Materials: Hybrid plastic materials
Break-in Period: Didn't seem to be one
Weight: 5 pounds
Price Paid: $480 on sale at EMS
I love these boots !! I've had a pair of La Sportiva Evo's for a while and really liked the way they fit. So I retired my Koflachs and sprung for the Baruntses.
Now, the first thing everyone asks is why I didn't just get the top of the line Spantiks form La Sportiva. The well dressed mountaineer is wearing the Spantik for 2010 from what I can see. I tried on the Spantiks and they fit great - - BUT - - I wasn't sold on the high tech lacing system, and had read some reviews about broken eyelets.
Turns out the Baruntse from what I can see is technically about the same insulation construction as the Spantik, but with a traditional lacing system.
My feet are on the wide side (EE) plus my left foot is one size larger than my right, so the game for me is to find a boot that I can dial in the fit with lacing, liner molding and some shims. The Baruntse worked out great for that.
The liners are very good and use the Spantik style lacing system - - a zig-zag laceup that finishes with a Velcro tie down tab that sticks to the top of the boot. Here the new high tech laceup is really useful - - it's very fast to lace them up and they snug down very well. You can lace them quickly with a gloved hand, then step into the boot. The heat molding works very well - - I did it myself using my oven at home according to the enclosed directions.
I've had them out in the field since September when I wore them for a summit of Mt. Rainier. Since then I've been out on a number of winter hikes and used them so far for one ice climbing session.

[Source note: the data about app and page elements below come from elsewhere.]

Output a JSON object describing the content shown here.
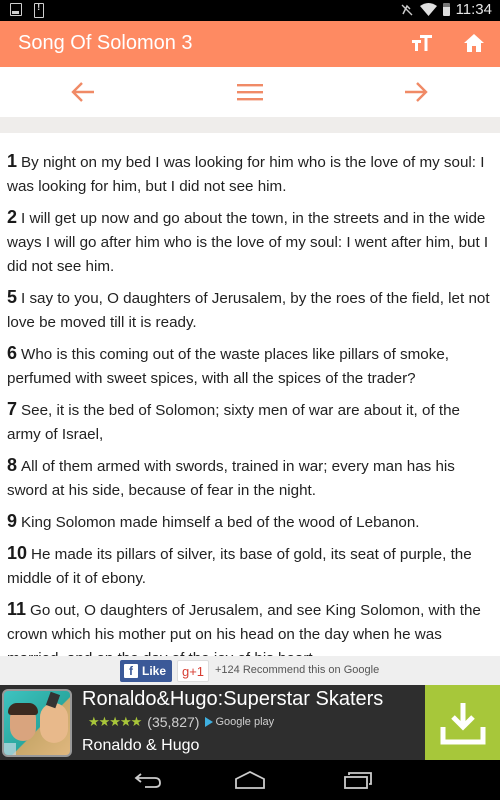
{
  "status_bar": {
    "time": "11:34",
    "left_icons": [
      "image-notification-icon",
      "alert-notification-icon"
    ],
    "right_icons": [
      "mute-icon",
      "wifi-icon",
      "battery-icon"
    ]
  },
  "app_bar": {
    "title": "Song Of Solomon 3",
    "actions": [
      "text-size-icon",
      "home-icon"
    ],
    "color": "#fe8a62"
  },
  "nav_bar": {
    "buttons": [
      "previous-chapter",
      "chapter-menu",
      "next-chapter"
    ],
    "icon_color": "#f08a66"
  },
  "verses": [
    {
      "num": "1",
      "text": "By night on my bed I was looking for him who is the love of my soul: I was looking for him, but I did not see him."
    },
    {
      "num": "2",
      "text": "I will get up now and go about the town, in the streets and in the wide ways I will go after him who is the love of my soul: I went after him, but I did not see him."
    },
    {
      "num": "5",
      "text": "I say to you, O daughters of Jerusalem, by the roes of the field, let not love be moved till it is ready."
    },
    {
      "num": "6",
      "text": "Who is this coming out of the waste places like pillars of smoke, perfumed with sweet spices, with all the spices of the trader?"
    },
    {
      "num": "7",
      "text": "See, it is the bed of Solomon; sixty men of war are about it, of the army of Israel,"
    },
    {
      "num": "8",
      "text": "All of them armed with swords, trained in war; every man has his sword at his side, because of fear in the night."
    },
    {
      "num": "9",
      "text": "King Solomon made himself a bed of the wood of Lebanon."
    },
    {
      "num": "10",
      "text": "He made its pillars of silver, its base of gold, its seat of purple, the middle of it of ebony."
    },
    {
      "num": "11",
      "text": "Go out, O daughters of Jerusalem, and see King Solomon, with the crown which his mother put on his head on the day when he was married, and on the day of the joy of his heart."
    }
  ],
  "social": {
    "fb_like_label": "Like",
    "fb_letter": "f",
    "gplus_label": "g+1",
    "recommend_text": "+124 Recommend this on Google"
  },
  "ad": {
    "title": "Ronaldo&Hugo:Superstar Skaters",
    "stars": "★★★★★",
    "rating_count": "(35,827)",
    "store_label": "Google play",
    "developer": "Ronaldo & Hugo",
    "download_color": "#a7c73a"
  },
  "system_nav": {
    "buttons": [
      "back",
      "home",
      "recent-apps"
    ]
  }
}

For hiking and general mountaineering they are very good - - easy to walk with on non-snow surfaces because the sole is a little narrower than my old Koflach Arctis Expes and because it has a nice rocker built into it (that doesn't go so far as to bend my crampons). I've been very warm in them to the extent I had to modify my sock layering and go to a lighter sock weight to avoid getting sweated, even for very cold weather. I've used them down to minus 10 and they were fine!!
For ice climbing I'd rate them as good. I'm comparing this to my Evos which I've been used to for some time and are of course outstanding for ice, which is principally what the Evo's are designed for. On climbs and expeditions, the Baruntse will do very well for steep ice and mixed sections and are really a perfect choice for multi-day trips that the Evo's don't travel well on.
As usual, when I was shopping for these I had to do the familiar epoch around trying on multiple sizes. I'd 'recommend not relying on your current boots to predict sizing on the Baruntses. Instead, I suggest trying on two sizes higher and two sizes lower than your current plastic or hybrid boot size, and try to predict any additional fit advantage you would get from heat molding the liner. This is especially difficult these days with all but the most mountaineering specific retailers selling mail order only.
If you are in that situation, I'd recommend ordering three sizes at once - - one size up and one size down from your current boot size. Throw it on the credit card and try them on as soon as you get them and pick the best fit. My recommendation for this approach is order from REI or EMS for store pick up, so there's no shipping charge, go to the store and try on the boots there, and immediately return the two that don't fit. With the standard shipping speed for these types of orders, it should basically cost nothing to order these multiple sets.
So to summarize:
1. Great boots
2. Watch for the pre-season or end of season sales if you can afford to wait
3. Get the sizing ABSOLUTELY right - - you'll have these boots for 20 years or more !